Once you’ve learned the rules thoroughly, there are a few deck types you can try and build as an exercise in learning how the different factions work. Rather than give you their names and letting you figure it out manually, try and build the deck types I’m hinting at with the cards you have available:
Those should be enough to go on with for a minute! Go play some Netrunner!
Step three: Buy Some Expansions Maybe?
So, what’s next? By this point, you should be familiar with some archetypes and have some idea of what kind of faction appeals to you. Alternatively, maybe you’re category C and you want to buy a couple of datapacks along with your core set.
Honestly, I’d recommend at this point you take a look through the NRDB card listings and seeing what seems exciting to you personally. That’s such vague advice, but if you’ve got the time for it, it’s worth it; you’ll see cards which you’re certain you can make work and that you have to get immediately, cards that seem busted and broken, and cards which don’t seem to make any sense until you see another one two packs later and it all clicks into place. It’s the best way, ultimately, because you’ll start building decks along with how you want to play the game, rather than along with the meta or whatever else.

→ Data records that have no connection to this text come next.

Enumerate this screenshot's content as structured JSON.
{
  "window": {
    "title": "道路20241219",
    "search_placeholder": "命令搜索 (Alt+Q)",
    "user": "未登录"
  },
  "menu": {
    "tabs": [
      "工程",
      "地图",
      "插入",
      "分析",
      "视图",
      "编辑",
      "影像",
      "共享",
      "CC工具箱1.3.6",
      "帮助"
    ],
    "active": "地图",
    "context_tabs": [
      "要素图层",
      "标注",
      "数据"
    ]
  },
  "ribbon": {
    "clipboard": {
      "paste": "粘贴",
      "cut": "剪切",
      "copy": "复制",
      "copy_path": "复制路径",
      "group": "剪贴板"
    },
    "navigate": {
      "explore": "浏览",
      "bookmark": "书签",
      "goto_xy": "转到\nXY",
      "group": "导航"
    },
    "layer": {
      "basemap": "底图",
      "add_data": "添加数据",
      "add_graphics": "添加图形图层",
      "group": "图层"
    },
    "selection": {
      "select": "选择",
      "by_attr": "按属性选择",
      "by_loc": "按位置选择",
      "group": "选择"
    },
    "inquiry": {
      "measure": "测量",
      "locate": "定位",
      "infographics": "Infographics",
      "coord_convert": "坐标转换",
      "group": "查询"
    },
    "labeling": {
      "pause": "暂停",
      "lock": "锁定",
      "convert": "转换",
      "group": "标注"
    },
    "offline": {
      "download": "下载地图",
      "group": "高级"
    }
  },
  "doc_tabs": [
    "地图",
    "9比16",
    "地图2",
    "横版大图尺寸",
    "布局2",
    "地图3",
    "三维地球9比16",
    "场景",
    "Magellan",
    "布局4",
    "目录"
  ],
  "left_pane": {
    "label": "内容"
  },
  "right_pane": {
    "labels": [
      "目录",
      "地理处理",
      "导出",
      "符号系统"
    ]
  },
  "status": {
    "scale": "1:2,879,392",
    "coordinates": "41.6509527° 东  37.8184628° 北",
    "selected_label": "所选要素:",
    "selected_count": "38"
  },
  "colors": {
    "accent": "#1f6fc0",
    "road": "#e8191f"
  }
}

Alternatively, what if you just want some general recommendations? Well, the first data pack, What Lies Ahead, is usually a solid starting point if you’re not sure where to go. It gives every corp a new agenda so you can vary up your decks a little, it gives you a solid answer to Scorched Earth – which, if you’re coming from a Core Set only background, is likely the bane of your existence at this point – and it gives the Anarchs a new, interesting identity to play around with. It’s also worth picking up a second Core Set, especially if you’re playing repeatedly with someone else; it makes the whole process of taking apart decks and putting them back together much simpler when you’ve got two of everything, and getting a full playset of Astroscripts and Datasuckers is invaluable.
If you just want more options, you could consider one of the big box expansions. Creation & Control and Honour & Profit both offer a lot of bang for your buck in terms of new archetypes, but it can be hard to run the IDs in them effectively without the necessary support cards from other datapacks – for example, Jinteki: Tennin Institute can be sort of a damp squib without Trick of Light, so it’s worth knowing what you’re getting into. If you’re just interested in varying up your game though, they’re definitely a good place to get going.
On the whole, my advice is to take a good look at the cards that are available and make a list of the ones you want to play around with the most, and then go get them. Ultimately, no buying guide is going to be as useful as actually knowing what you want, so I’d recommend leaping in from there. That might be a little disappointing for category C players, but unfortunately if you’re playing against someone determined to stomp you for your first 10-15 games, chances are you’re going to get stomped; the nature of competitive games means that if someone is determined to be an over-competitive jackass towards a new player, there’s not a lot you can do about it.
I’ll probably write something else soon! Stick around for more Words About Netrunner: With: Your Friend: Martin!